Jill Etesse was hooked on the "Twilight" books the second she cracked the series opener. She ripped through the saga on paper and rented movie No. 1.
Then the madness began.
"I joined the lines of teens for `New Moon,'" said the 38-year-old mom of two. "My husband is deathly embarrassed. Half my friends think I'm crazy."
Etesse, from Leesburg, Va., won't let her 8-year-old daughter anywhere near Team Edward OR Team Jacob, but did she take herself to "Eclipse" this summer? "Oh yeah."
Is there something, um, icky about moms lusting after the boys of "Twilight" or other morsels of ripe screen candy? Heck no, said 54-year-old Toni Downey of Limerick, Pa. We're not dead yet!
Downey's more into Matt Bomer, 32, of TV's "White Collar" at the moment, but "I've had impure thoughts about barely legal boys as well." Strictly the celebrity look-don't-touch variety, she notes.
Eighteen-year-old Taylor Lautner's six-pack? "Mind-boggling," said Downey, who has a 25-year-old daughter. "She likes Buffy as her only vamp thing, and we both thought Pattinson was hotter as a blond in Harry Potter."
Into the light they've come, publicly declaring their sometimes puzzled joy, juggling movie schedules with diaper changes, kid lunches and soccer practices. They're definitely looking forward with younger fans to the last two "Twilight" movies starting next year, and they're scooping up all sorts of reads intended for the young.
"I have no idea why it's so appealing to me," Etesse said of her "Twilight" jones. "I'm married to a tall, dark and handsome French-Irish guy, but those abs, you know. I'd trade a pair of my Jimmy C's for my husband to have those."
In June, 30-year-old mom Christina Fiedler was undaunted by a tent city of young people on her way in to a special screening of "Eclipse" at a Los Angeles theater. She's not all that much older than 24-year-old Robert Pattinson and his mid-20s Cullen kin, played by Kellan Lutz and Jackson Rathbone, but her mom status makes her feel light years their senior, especially since they're all supposed to be teens on screen.
"What an odd experience to be an adult woman in a theater full of screaming tweens," said Fiedler, who has a 2-year-old son and has blogged about her "Twilight" habit at Mom Logic. "I didn't go with my Team Jacob or Team Edward shirt like some of the women my age did. There were quite a few of them. I didn't talk back to the screen like they did."
Is there an age cutoff of appropriateness? A mom code when it comes to ogling young hunks?

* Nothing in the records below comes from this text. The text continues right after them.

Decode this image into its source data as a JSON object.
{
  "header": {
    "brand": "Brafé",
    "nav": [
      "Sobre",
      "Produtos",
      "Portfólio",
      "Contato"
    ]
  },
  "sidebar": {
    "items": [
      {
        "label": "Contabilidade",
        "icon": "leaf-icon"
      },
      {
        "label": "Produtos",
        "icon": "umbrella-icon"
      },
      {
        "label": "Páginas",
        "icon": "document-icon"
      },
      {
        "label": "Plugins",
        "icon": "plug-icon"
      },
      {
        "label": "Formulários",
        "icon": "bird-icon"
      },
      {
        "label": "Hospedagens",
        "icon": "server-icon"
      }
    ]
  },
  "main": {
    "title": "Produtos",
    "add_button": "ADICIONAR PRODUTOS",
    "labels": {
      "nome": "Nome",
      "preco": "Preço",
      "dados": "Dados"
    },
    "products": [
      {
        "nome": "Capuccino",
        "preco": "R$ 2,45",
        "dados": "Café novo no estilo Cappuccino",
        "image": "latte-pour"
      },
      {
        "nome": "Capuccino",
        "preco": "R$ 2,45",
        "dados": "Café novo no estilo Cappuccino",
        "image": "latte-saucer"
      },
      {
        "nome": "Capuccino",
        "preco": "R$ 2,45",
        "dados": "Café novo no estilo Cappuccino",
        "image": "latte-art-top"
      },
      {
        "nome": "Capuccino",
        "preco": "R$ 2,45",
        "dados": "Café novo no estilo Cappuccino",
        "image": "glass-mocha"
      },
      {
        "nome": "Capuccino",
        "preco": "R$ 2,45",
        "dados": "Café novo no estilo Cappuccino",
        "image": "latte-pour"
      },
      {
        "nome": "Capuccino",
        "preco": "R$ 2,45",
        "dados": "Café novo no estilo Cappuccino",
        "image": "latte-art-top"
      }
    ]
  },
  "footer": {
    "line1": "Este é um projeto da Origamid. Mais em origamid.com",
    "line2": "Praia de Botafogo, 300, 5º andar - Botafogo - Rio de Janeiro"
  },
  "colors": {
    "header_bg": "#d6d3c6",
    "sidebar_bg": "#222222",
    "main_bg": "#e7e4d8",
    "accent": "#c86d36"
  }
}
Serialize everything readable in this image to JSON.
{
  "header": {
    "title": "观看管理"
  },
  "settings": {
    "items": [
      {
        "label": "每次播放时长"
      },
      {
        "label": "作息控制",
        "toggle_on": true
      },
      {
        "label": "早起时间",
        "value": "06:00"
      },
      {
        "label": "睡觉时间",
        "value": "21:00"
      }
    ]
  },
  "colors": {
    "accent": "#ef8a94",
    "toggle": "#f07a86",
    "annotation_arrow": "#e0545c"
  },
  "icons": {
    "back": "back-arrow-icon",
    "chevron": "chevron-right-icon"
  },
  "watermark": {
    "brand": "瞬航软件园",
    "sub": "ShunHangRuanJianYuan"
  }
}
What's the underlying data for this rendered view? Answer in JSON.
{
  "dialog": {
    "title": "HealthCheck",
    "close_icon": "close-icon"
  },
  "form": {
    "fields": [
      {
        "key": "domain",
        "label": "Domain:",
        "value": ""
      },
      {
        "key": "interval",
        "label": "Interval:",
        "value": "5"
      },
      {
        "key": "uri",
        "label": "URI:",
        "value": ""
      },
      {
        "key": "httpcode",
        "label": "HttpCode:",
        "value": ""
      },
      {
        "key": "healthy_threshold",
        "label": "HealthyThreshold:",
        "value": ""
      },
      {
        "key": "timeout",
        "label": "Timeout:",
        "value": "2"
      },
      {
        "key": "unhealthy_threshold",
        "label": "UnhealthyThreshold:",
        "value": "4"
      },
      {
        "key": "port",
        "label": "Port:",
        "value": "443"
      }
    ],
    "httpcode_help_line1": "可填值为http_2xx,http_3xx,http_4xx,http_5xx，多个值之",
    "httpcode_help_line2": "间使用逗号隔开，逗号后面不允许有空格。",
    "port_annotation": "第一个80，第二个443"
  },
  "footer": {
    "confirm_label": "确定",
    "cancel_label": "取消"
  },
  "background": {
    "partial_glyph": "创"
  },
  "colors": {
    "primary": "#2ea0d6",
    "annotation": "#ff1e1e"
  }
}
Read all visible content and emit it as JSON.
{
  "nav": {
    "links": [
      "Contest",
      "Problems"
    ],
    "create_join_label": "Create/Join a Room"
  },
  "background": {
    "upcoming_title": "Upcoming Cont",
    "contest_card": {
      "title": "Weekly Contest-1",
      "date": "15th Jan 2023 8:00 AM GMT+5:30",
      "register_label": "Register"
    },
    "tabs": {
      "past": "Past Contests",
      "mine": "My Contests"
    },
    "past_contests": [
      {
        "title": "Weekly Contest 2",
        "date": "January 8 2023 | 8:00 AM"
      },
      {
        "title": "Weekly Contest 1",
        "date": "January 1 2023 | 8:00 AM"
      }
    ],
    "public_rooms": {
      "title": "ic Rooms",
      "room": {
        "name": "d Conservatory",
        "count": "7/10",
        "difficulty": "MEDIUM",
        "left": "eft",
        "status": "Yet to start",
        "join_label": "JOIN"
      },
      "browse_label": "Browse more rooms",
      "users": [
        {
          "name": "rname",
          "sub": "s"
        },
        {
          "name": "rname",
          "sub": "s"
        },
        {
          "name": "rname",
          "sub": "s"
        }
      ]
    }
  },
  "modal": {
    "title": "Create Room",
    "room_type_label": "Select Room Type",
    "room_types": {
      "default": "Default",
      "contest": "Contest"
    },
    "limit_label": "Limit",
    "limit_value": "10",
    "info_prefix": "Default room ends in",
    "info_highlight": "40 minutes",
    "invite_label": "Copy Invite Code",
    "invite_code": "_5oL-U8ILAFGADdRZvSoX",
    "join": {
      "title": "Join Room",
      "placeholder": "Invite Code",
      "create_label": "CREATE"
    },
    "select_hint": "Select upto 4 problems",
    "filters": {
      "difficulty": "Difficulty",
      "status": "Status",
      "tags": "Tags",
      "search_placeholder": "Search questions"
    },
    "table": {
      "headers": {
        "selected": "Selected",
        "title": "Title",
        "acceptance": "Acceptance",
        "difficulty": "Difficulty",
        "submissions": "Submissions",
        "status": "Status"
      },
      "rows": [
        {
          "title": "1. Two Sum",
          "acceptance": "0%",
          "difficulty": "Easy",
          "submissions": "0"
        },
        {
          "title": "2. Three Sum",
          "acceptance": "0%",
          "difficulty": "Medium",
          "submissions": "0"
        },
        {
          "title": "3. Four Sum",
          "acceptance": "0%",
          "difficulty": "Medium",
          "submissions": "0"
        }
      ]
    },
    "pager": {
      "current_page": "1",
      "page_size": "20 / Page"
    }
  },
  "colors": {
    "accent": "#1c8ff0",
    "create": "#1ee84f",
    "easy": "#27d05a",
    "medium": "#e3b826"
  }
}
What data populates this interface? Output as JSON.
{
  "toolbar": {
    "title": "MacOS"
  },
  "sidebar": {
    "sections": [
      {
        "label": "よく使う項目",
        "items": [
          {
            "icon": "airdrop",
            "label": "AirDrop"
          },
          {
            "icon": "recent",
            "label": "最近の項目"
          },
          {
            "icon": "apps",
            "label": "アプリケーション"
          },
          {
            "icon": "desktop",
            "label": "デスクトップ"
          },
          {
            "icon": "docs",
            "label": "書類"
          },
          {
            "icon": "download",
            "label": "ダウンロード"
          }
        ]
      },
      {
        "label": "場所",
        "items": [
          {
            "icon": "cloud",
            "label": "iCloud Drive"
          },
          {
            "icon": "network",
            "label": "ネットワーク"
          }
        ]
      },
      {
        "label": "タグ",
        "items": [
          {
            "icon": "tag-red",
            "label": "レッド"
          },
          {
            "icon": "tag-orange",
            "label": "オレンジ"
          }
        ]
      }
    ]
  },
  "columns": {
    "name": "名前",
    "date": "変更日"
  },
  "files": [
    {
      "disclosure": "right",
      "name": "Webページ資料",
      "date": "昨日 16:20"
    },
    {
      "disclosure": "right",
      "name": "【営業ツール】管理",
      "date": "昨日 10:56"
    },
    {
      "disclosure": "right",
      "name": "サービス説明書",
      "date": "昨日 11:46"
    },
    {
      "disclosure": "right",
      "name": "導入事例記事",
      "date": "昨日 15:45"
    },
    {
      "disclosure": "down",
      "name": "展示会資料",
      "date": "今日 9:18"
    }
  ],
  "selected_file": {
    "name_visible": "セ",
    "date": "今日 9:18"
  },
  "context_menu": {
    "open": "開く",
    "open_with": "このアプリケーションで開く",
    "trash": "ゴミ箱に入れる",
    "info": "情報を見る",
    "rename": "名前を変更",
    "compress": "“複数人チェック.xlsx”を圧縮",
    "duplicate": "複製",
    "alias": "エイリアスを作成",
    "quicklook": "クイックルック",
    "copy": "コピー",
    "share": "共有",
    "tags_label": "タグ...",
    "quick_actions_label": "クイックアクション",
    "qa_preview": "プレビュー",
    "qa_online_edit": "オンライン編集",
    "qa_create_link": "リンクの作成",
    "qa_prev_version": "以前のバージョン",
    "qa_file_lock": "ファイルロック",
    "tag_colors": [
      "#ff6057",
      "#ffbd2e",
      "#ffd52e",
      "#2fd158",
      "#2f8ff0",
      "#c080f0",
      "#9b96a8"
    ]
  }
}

Single mom Victoria Martinez, 37, in Hemet, Calif., said yes. She has three boys of her own, ages 15, 14 and 11, and won't let her mind wander to jail bait. The Cullen clan may be playing teens, but they're way legal in life so it's full steam ahead.
"I don't have a husband or even a significant other to worry about when it comes to my man candy crushes," she said, adding that she's a bit of a cougar on the ground. "Taylor Lautner isn't on my list because he's only 18 and I still think of him as Shark Boy."
Martinez first heard of the Twilight saga when she learned the bedroom-eyed Pattinson was cast as Edward. "He's the reason I read the books. There's just something irresistible about him. I'll continue to lust over and enjoy them on the big screen long after the teens move on to the next big thing."
She has others, not just the Twilight crew. There's Jake Gyllenhaal, who at 29 was "a nice piece of summer eye candy" in "Prince of Persia." Downey especially liked the Entertainment Weekly spread featuring Bomer pouring a jug of water over his head, nicely soaking his white T-shirt.
"And he and his character have a pinch of naughty in the devastating smile," she said.
With an upswing in grown-ups (yes, women) embracing books intended for teens, are moms thinking younger, or at least enjoying the freedom to express their still-young sides in ways June Cleaver was denied?
Fiedler's Team Edward, though considers him bad boyfriend material for his younger fans. He encourages Bella to keep secrets from her family and ditch her old friends. He needs anger management counseling and the two are never happy. Besides, his family finds her "irresistible." You be the judge.
"It's not so much as a 'lust' thing as it is escaping from a hectic daily life and into their frivolous ones," she said. "It's this generation's Romeo and Juliet _ forbidden love."